### Listed entries
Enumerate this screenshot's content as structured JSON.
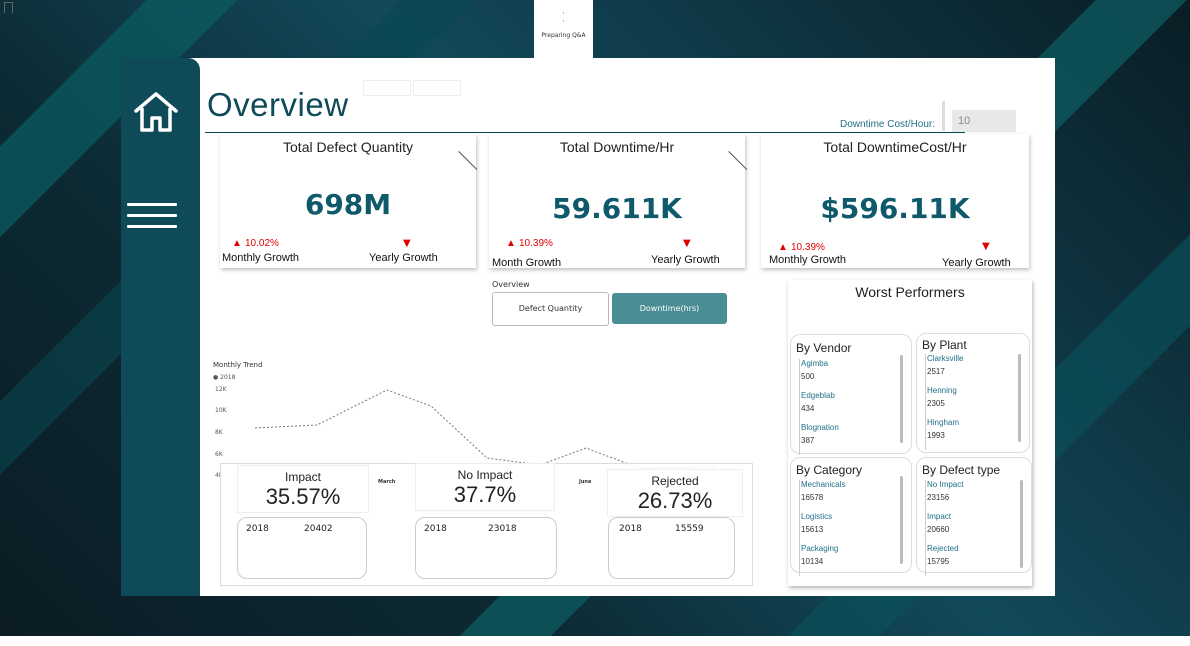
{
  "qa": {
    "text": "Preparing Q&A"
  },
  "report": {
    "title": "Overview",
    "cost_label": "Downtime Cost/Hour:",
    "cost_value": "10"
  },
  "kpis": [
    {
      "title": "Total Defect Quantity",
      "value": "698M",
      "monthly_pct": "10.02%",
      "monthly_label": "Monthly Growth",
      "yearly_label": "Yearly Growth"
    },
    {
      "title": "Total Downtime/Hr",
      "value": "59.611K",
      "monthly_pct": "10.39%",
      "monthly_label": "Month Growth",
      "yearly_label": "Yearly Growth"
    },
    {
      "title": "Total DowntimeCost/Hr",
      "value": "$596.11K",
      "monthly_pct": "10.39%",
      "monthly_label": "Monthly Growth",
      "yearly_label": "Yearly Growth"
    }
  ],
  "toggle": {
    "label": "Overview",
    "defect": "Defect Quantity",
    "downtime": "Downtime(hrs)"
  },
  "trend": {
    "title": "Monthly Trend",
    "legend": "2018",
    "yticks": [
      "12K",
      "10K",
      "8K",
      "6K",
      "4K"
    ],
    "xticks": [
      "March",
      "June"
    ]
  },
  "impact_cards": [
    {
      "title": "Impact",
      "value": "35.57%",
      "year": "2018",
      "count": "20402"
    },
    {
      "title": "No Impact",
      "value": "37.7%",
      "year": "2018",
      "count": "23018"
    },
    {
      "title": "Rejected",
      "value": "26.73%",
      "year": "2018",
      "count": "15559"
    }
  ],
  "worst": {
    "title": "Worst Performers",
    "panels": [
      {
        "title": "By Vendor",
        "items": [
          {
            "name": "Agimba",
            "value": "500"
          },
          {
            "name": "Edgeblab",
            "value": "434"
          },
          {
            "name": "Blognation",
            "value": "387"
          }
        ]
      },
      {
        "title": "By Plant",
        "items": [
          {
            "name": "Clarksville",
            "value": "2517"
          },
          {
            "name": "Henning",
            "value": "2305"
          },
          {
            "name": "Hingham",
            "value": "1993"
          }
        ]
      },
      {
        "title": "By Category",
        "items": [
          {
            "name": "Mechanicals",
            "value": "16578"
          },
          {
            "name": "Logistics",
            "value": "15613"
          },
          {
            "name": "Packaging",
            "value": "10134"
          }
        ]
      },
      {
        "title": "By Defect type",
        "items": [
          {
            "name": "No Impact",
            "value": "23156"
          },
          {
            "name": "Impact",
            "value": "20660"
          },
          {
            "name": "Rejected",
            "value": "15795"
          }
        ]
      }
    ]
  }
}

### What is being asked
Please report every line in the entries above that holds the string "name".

### Task response
            "name": "Agimba",
            "name": "Edgeblab",
            "name": "Blognation",
            "name": "Clarksville",
            "name": "Henning",
            "name": "Hingham",
            "name": "Mechanicals",
            "name": "Logistics",
            "name": "Packaging",
            "name": "No Impact",
            "name": "Impact",
            "name": "Rejected",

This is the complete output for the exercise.